When everyone has access to the same library, you can share and curate with confidence. Friends can read the same book in one-click, without having to make an additional purchase or hunt for a link to buy it.

That’s from Oyster’s blog post yesterday, introducing a book app that allows you to pick freely among a wide range of titles for a monthly fee. They’re recreating chance conversations, the creators say, where the problem isn’t about how to get to a bookstore, or how much a book will cost, but rather how much time you have to read all that you want. Not a bad problem to have. Check out Oyster’s site here.

Here’s Fast Company:

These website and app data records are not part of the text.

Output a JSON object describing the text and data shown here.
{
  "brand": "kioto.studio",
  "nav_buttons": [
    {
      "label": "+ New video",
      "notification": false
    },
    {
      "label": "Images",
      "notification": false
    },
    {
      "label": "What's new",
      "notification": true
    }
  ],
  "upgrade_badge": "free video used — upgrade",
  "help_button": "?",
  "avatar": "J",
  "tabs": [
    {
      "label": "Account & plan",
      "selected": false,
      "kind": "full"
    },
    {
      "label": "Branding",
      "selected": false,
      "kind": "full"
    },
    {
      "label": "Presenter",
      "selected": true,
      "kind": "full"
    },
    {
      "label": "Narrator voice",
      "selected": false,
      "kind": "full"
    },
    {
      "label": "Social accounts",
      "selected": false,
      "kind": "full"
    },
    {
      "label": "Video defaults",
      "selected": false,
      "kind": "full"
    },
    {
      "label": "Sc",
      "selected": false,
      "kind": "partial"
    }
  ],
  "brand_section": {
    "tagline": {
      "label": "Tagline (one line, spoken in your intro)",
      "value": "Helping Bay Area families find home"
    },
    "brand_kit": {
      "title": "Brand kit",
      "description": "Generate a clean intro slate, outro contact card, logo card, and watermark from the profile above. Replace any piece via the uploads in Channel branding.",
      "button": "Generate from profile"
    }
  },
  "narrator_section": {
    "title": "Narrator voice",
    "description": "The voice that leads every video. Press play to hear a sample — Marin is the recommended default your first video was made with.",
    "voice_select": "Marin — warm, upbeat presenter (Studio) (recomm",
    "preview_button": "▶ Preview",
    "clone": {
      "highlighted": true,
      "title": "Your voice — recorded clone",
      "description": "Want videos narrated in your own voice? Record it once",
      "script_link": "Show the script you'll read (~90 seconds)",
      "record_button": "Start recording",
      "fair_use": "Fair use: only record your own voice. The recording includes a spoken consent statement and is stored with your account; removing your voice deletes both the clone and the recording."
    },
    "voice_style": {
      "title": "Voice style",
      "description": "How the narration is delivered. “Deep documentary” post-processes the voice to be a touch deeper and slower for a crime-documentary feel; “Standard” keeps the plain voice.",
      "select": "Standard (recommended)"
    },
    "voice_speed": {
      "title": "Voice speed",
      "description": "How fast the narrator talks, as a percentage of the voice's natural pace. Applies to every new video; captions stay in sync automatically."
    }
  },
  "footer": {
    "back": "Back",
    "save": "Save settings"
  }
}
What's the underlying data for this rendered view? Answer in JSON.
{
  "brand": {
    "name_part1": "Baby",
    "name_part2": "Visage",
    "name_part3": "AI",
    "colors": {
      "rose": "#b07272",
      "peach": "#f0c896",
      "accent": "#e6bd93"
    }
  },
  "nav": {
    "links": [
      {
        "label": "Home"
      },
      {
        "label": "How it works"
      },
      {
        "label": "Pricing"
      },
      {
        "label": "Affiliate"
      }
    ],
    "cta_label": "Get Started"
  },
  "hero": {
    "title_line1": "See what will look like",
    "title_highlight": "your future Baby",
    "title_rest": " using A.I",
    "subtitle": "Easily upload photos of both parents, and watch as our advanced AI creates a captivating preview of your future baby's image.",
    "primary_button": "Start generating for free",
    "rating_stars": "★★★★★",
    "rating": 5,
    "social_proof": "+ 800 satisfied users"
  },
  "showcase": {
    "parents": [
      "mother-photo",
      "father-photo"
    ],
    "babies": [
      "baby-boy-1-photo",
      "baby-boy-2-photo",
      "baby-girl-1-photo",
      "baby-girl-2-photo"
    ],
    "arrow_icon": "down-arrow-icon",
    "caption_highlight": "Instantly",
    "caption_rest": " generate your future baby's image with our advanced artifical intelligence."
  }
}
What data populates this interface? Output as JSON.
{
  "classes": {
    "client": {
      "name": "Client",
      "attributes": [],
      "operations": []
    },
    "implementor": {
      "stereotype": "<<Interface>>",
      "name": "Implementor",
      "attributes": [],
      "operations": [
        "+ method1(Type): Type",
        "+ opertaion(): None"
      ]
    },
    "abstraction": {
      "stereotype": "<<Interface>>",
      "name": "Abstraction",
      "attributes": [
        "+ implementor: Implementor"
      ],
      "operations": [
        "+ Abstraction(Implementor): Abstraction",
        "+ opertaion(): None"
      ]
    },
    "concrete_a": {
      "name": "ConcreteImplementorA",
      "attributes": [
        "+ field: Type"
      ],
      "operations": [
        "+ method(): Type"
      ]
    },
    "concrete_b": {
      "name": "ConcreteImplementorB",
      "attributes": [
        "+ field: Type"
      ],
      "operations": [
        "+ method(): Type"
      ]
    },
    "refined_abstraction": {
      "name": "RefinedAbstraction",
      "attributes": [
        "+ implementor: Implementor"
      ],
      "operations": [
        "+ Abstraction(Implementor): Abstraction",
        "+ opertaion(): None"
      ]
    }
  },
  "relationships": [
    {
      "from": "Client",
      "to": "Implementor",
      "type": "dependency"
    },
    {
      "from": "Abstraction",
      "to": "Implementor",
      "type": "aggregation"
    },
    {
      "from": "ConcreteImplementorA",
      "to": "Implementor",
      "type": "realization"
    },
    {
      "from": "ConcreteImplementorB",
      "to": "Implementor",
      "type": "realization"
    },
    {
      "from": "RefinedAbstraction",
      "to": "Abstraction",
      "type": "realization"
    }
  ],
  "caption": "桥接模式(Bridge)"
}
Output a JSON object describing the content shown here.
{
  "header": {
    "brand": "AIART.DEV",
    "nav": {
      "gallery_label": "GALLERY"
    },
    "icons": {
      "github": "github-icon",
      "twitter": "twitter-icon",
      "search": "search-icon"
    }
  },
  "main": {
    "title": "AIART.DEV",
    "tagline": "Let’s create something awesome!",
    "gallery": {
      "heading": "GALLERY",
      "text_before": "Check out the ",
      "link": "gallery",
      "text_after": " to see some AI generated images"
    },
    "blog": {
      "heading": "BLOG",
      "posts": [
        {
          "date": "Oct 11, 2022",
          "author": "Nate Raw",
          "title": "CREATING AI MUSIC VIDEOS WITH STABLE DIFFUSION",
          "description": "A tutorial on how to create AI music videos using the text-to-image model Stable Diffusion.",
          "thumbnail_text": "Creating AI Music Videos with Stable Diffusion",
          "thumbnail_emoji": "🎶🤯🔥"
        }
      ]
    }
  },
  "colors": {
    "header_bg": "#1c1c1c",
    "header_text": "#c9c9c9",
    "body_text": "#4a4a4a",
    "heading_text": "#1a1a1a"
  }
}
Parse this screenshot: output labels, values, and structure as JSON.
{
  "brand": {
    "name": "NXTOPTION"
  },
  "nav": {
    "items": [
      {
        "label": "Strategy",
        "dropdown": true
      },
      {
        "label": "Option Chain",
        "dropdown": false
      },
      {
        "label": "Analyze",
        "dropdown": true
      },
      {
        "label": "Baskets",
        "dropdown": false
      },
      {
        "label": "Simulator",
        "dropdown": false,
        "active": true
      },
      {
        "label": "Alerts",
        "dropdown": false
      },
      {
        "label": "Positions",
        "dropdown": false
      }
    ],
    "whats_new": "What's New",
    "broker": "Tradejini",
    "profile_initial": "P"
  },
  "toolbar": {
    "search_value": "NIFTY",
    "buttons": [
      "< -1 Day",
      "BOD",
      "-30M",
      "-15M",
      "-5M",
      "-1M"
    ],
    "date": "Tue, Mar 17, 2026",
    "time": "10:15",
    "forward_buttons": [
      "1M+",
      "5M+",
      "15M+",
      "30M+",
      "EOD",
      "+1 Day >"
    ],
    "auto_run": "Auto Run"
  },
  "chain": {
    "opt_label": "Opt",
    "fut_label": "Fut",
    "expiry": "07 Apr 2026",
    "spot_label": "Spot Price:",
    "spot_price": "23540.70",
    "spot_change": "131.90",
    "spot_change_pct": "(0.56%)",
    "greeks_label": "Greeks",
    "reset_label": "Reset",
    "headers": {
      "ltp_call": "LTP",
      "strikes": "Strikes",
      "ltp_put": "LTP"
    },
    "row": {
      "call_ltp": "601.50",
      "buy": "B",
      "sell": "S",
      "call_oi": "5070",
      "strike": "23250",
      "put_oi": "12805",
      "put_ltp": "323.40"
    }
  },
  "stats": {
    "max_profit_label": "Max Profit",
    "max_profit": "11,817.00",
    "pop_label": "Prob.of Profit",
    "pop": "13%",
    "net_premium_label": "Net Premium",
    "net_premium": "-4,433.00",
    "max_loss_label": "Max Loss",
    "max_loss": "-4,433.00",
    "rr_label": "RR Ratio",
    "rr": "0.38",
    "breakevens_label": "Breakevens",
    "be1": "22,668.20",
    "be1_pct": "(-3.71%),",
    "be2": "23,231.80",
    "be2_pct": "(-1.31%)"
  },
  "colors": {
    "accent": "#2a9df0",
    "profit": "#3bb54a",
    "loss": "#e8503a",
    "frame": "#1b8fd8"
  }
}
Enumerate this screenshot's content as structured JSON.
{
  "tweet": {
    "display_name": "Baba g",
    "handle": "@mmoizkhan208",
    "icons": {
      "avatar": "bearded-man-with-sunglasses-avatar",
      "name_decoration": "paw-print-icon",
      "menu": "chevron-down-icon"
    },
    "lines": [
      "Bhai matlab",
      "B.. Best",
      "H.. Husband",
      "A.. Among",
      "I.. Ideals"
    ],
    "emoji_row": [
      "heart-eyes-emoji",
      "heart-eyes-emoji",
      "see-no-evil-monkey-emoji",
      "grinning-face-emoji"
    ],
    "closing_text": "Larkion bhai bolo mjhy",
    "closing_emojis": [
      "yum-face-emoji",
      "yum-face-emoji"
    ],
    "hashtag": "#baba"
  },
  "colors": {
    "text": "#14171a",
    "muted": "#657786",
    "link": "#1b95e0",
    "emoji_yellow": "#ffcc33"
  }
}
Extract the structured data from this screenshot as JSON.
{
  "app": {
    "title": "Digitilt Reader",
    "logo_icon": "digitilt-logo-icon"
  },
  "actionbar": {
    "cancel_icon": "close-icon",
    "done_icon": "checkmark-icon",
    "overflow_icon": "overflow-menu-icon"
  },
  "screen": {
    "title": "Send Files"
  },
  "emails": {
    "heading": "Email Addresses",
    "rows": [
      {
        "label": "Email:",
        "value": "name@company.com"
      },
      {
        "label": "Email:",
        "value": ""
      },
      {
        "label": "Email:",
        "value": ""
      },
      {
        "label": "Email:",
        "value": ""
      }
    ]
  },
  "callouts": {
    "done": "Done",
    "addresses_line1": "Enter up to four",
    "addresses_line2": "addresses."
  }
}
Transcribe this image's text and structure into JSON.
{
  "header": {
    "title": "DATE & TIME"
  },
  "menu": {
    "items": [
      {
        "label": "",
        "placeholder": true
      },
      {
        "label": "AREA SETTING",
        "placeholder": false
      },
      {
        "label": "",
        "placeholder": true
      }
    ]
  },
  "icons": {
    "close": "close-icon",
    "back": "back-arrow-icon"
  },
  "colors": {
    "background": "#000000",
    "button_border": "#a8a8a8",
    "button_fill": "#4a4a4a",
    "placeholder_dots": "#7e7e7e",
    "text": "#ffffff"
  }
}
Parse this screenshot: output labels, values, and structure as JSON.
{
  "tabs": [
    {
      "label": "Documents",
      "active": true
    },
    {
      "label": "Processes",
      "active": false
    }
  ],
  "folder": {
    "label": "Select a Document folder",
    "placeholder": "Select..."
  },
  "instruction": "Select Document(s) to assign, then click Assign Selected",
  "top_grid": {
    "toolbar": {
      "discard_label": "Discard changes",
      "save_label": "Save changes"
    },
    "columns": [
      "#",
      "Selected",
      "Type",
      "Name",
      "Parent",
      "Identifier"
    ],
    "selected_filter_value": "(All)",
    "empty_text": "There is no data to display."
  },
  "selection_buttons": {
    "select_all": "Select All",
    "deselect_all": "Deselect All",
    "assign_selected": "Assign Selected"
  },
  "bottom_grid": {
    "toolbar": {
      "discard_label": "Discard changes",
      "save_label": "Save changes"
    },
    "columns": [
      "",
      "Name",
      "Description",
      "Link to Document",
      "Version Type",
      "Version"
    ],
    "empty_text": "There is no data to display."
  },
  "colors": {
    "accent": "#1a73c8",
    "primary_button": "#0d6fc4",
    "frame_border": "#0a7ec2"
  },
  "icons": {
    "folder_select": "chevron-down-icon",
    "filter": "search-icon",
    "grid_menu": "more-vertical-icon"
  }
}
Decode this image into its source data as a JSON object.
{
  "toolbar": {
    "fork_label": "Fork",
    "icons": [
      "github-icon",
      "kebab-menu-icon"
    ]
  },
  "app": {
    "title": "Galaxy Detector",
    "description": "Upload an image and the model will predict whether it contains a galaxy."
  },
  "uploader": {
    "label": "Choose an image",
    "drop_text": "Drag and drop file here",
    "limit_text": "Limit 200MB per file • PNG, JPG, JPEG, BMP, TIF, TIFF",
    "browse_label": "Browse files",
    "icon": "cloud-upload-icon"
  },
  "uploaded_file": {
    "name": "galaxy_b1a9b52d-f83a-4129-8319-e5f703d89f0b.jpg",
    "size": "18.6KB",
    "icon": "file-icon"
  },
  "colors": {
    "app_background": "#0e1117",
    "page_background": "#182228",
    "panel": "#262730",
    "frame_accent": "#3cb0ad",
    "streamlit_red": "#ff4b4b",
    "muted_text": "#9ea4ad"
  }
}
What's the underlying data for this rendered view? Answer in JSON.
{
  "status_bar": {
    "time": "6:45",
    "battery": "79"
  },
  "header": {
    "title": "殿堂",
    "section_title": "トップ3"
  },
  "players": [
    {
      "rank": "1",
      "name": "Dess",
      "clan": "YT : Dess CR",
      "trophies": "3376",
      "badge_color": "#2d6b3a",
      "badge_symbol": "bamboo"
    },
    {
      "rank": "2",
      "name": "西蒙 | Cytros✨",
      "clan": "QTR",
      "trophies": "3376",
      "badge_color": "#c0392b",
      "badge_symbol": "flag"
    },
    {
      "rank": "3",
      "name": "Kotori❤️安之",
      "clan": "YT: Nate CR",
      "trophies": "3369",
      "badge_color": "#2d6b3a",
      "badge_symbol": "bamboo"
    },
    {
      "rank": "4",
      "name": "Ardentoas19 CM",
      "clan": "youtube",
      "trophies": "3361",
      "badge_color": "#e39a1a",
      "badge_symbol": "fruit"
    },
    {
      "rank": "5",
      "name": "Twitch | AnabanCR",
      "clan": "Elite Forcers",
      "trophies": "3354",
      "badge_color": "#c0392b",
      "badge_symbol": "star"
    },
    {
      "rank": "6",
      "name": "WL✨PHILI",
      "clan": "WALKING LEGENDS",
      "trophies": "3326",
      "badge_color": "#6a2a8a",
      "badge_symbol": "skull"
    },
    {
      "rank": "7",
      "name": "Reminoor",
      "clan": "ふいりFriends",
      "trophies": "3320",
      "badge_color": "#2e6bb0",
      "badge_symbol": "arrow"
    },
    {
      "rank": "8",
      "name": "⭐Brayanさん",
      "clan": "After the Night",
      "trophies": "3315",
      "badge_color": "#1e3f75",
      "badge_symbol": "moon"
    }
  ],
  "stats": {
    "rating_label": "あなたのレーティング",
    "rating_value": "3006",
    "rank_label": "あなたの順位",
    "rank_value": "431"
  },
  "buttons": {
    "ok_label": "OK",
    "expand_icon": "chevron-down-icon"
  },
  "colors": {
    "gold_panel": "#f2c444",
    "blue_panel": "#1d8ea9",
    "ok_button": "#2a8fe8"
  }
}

There are a handful of subscription-based models floating around, but their focus is usually on a niche selection of titles. Yesterday, Harper Collins announced it will start offering subscription-based business and leadership titles through e-learning company Skillsoft’s on-demand training library. The TED Books app charges $14.99 for a three-month, six-mini-books plan that delivers short titles written by its conference speakers.

But because so much of Oyster’s mission is about helping its users discover new titles, it’s naturally looking to offer as wide a range of genres, publishers, and authors as possible. That means its closest existing competition lies in Amazon’s Kindle Lending Library, which lets $79-per-year Amazon Prime members rent just one book per month, but from a large selection of 100,000 titles.

It’s still very early, though, to come to any conclusions.

(via futurejournalismproject)